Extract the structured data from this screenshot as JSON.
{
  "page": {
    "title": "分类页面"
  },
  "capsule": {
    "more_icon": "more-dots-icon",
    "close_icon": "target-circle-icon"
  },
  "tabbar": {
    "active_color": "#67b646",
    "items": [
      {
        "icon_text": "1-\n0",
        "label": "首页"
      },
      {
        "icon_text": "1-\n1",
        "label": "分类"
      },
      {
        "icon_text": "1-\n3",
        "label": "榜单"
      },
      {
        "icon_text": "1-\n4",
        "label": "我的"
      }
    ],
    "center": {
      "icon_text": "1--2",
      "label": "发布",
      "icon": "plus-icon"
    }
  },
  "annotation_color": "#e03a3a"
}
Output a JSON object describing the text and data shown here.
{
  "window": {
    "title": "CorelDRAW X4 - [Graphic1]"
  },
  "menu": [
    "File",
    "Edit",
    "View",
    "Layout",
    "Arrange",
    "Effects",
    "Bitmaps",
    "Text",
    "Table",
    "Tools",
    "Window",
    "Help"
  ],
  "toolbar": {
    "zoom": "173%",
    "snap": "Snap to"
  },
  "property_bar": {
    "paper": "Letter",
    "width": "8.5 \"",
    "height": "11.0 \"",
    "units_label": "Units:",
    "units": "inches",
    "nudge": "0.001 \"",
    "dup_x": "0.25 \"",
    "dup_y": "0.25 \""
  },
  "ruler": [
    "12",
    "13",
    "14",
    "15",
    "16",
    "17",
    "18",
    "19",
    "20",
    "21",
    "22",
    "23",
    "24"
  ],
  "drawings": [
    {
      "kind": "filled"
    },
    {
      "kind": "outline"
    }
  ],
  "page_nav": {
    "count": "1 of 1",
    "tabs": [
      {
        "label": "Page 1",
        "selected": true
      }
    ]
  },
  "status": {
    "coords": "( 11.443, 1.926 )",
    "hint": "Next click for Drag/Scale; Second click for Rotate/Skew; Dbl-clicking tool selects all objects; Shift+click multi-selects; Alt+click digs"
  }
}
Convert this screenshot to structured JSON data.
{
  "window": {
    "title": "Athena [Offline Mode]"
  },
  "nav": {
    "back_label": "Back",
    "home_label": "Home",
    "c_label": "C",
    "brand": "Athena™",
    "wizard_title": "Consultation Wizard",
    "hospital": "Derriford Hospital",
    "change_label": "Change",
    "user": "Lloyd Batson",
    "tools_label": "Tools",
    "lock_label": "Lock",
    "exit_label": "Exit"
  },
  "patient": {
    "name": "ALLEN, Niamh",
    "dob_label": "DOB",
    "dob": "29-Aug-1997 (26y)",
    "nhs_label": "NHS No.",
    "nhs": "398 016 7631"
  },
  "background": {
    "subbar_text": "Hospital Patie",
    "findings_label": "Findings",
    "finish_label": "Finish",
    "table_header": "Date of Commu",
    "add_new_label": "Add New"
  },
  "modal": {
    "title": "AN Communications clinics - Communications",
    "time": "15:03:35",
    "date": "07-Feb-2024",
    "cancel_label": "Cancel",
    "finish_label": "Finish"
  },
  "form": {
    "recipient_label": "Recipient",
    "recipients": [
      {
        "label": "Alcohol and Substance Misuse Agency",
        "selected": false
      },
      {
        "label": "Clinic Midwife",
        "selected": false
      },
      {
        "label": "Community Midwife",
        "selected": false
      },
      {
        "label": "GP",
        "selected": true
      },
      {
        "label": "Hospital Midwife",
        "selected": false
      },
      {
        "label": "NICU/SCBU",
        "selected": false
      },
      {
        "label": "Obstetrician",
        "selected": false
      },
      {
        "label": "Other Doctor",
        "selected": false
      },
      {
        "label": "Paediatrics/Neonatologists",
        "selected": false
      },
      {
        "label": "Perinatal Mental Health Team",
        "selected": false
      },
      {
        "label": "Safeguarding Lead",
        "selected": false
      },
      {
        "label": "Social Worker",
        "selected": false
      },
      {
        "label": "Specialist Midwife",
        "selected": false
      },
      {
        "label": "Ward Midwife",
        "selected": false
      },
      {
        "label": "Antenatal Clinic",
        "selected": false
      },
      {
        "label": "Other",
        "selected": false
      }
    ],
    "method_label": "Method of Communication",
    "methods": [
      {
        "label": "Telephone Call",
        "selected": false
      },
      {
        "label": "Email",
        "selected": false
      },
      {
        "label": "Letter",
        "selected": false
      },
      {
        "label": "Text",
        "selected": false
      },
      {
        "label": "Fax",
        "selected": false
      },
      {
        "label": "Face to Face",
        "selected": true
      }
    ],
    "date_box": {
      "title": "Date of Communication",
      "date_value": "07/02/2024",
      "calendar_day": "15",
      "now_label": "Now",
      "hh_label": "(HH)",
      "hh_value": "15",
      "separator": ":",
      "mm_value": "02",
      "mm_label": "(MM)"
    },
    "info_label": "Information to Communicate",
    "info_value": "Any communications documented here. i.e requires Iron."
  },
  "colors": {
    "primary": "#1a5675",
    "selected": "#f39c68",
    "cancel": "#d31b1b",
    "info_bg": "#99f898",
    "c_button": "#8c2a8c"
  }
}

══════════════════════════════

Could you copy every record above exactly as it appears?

Extract the structured data from this screenshot as JSON.
{
  "page": {
    "title": "分类页面"
  },
  "capsule": {
    "more_icon": "more-dots-icon",
    "close_icon": "target-circle-icon"
  },
  "tabbar": {
    "active_color": "#67b646",
    "items": [
      {
        "icon_text": "1-\n0",
        "label": "首页"
      },
      {
        "icon_text": "1-\n1",
        "label": "分类"
      },
      {
        "icon_text": "1-\n3",
        "label": "榜单"
      },
      {
        "icon_text": "1-\n4",
        "label": "我的"
      }
    ],
    "center": {
      "icon_text": "1--2",
      "label": "发布",
      "icon": "plus-icon"
    }
  },
  "annotation_color": "#e03a3a"
}
Output a JSON object describing the text and data shown here.
{
  "window": {
    "title": "CorelDRAW X4 - [Graphic1]"
  },
  "menu": [
    "File",
    "Edit",
    "View",
    "Layout",
    "Arrange",
    "Effects",
    "Bitmaps",
    "Text",
    "Table",
    "Tools",
    "Window",
    "Help"
  ],
  "toolbar": {
    "zoom": "173%",
    "snap": "Snap to"
  },
  "property_bar": {
    "paper": "Letter",
    "width": "8.5 \"",
    "height": "11.0 \"",
    "units_label": "Units:",
    "units": "inches",
    "nudge": "0.001 \"",
    "dup_x": "0.25 \"",
    "dup_y": "0.25 \""
  },
  "ruler": [
    "12",
    "13",
    "14",
    "15",
    "16",
    "17",
    "18",
    "19",
    "20",
    "21",
    "22",
    "23",
    "24"
  ],
  "drawings": [
    {
      "kind": "filled"
    },
    {
      "kind": "outline"
    }
  ],
  "page_nav": {
    "count": "1 of 1",
    "tabs": [
      {
        "label": "Page 1",
        "selected": true
      }
    ]
  },
  "status": {
    "coords": "( 11.443, 1.926 )",
    "hint": "Next click for Drag/Scale; Second click for Rotate/Skew; Dbl-clicking tool selects all objects; Shift+click multi-selects; Alt+click digs"
  }
}
Convert this screenshot to structured JSON data.
{
  "window": {
    "title": "Athena [Offline Mode]"
  },
  "nav": {
    "back_label": "Back",
    "home_label": "Home",
    "c_label": "C",
    "brand": "Athena™",
    "wizard_title": "Consultation Wizard",
    "hospital": "Derriford Hospital",
    "change_label": "Change",
    "user": "Lloyd Batson",
    "tools_label": "Tools",
    "lock_label": "Lock",
    "exit_label": "Exit"
  },
  "patient": {
    "name": "ALLEN, Niamh",
    "dob_label": "DOB",
    "dob": "29-Aug-1997 (26y)",
    "nhs_label": "NHS No.",
    "nhs": "398 016 7631"
  },
  "background": {
    "subbar_text": "Hospital Patie",
    "findings_label": "Findings",
    "finish_label": "Finish",
    "table_header": "Date of Commu",
    "add_new_label": "Add New"
  },
  "modal": {
    "title": "AN Communications clinics - Communications",
    "time": "15:03:35",
    "date": "07-Feb-2024",
    "cancel_label": "Cancel",
    "finish_label": "Finish"
  },
  "form": {
    "recipient_label": "Recipient",
    "recipients": [
      {
        "label": "Alcohol and Substance Misuse Agency",
        "selected": false
      },
      {
        "label": "Clinic Midwife",
        "selected": false
      },
      {
        "label": "Community Midwife",
        "selected": false
      },
      {
        "label": "GP",
        "selected": true
      },
      {
        "label": "Hospital Midwife",
        "selected": false
      },
      {
        "label": "NICU/SCBU",
        "selected": false
      },
      {
        "label": "Obstetrician",
        "selected": false
      },
      {
        "label": "Other Doctor",
        "selected": false
      },
      {
        "label": "Paediatrics/Neonatologists",
        "selected": false
      },
      {
        "label": "Perinatal Mental Health Team",
        "selected": false
      },
      {
        "label": "Safeguarding Lead",
        "selected": false
      },
      {
        "label": "Social Worker",
        "selected": false
      },
      {
        "label": "Specialist Midwife",
        "selected": false
      },
      {
        "label": "Ward Midwife",
        "selected": false
      },
      {
        "label": "Antenatal Clinic",
        "selected": false
      },
      {
        "label": "Other",
        "selected": false
      }
    ],
    "method_label": "Method of Communication",
    "methods": [
      {
        "label": "Telephone Call",
        "selected": false
      },
      {
        "label": "Email",
        "selected": false
      },
      {
        "label": "Letter",
        "selected": false
      },
      {
        "label": "Text",
        "selected": false
      },
      {
        "label": "Fax",
        "selected": false
      },
      {
        "label": "Face to Face",
        "selected": true
      }
    ],
    "date_box": {
      "title": "Date of Communication",
      "date_value": "07/02/2024",
      "calendar_day": "15",
      "now_label": "Now",
      "hh_label": "(HH)",
      "hh_value": "15",
      "separator": ":",
      "mm_value": "02",
      "mm_label": "(MM)"
    },
    "info_label": "Information to Communicate",
    "info_value": "Any communications documented here. i.e requires Iron."
  },
  "colors": {
    "primary": "#1a5675",
    "selected": "#f39c68",
    "cancel": "#d31b1b",
    "info_bg": "#99f898",
    "c_button": "#8c2a8c"
  }
}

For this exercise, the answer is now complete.